■ Problem description ■
Below are some entries; reproduce them exactly and leave every picture out.

START Data provided

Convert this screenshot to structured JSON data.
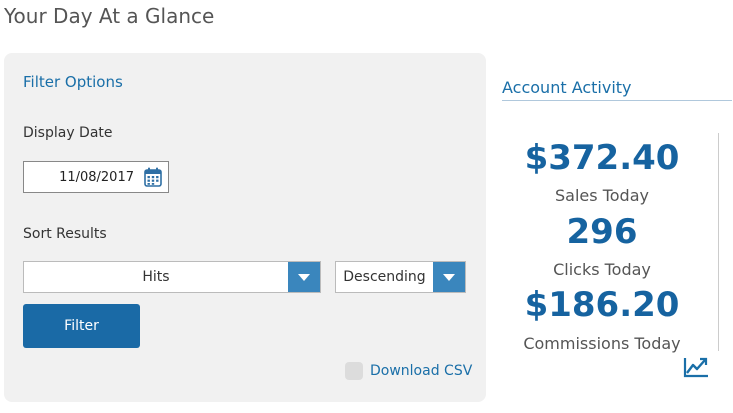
{
  "page": {
    "title": "Your Day At a Glance"
  },
  "filter": {
    "heading": "Filter Options",
    "display_date_label": "Display Date",
    "display_date_value": "11/08/2017",
    "sort_label": "Sort Results",
    "sort_field_value": "Hits",
    "sort_order_value": "Descending",
    "filter_button": "Filter",
    "download_label": "Download CSV"
  },
  "activity": {
    "heading": "Account Activity",
    "stats": [
      {
        "value": "$372.40",
        "label": "Sales Today"
      },
      {
        "value": "296",
        "label": "Clicks Today"
      },
      {
        "value": "$186.20",
        "label": "Commissions Today"
      }
    ]
  },
  "colors": {
    "accent": "#1a6fa8",
    "button": "#1a6aa6",
    "dropdown_arrow": "#3a86bd",
    "stat_value": "#1663a0"
  },
  "icons": {
    "date_picker": "calendar-icon",
    "dropdown": "chevron-down-icon",
    "chart": "trend-chart-icon"
  }
}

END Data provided

■ Your response ■
Convert this screenshot to structured JSON data.
{
  "page": {
    "title": "Your Day At a Glance"
  },
  "filter": {
    "heading": "Filter Options",
    "display_date_label": "Display Date",
    "display_date_value": "11/08/2017",
    "sort_label": "Sort Results",
    "sort_field_value": "Hits",
    "sort_order_value": "Descending",
    "filter_button": "Filter",
    "download_label": "Download CSV"
  },
  "activity": {
    "heading": "Account Activity",
    "stats": [
      {
        "value": "$372.40",
        "label": "Sales Today"
      },
      {
        "value": "296",
        "label": "Clicks Today"
      },
      {
        "value": "$186.20",
        "label": "Commissions Today"
      }
    ]
  },
  "colors": {
    "accent": "#1a6fa8",
    "button": "#1a6aa6",
    "dropdown_arrow": "#3a86bd",
    "stat_value": "#1663a0"
  },
  "icons": {
    "date_picker": "calendar-icon",
    "dropdown": "chevron-down-icon",
    "chart": "trend-chart-icon"
  }
}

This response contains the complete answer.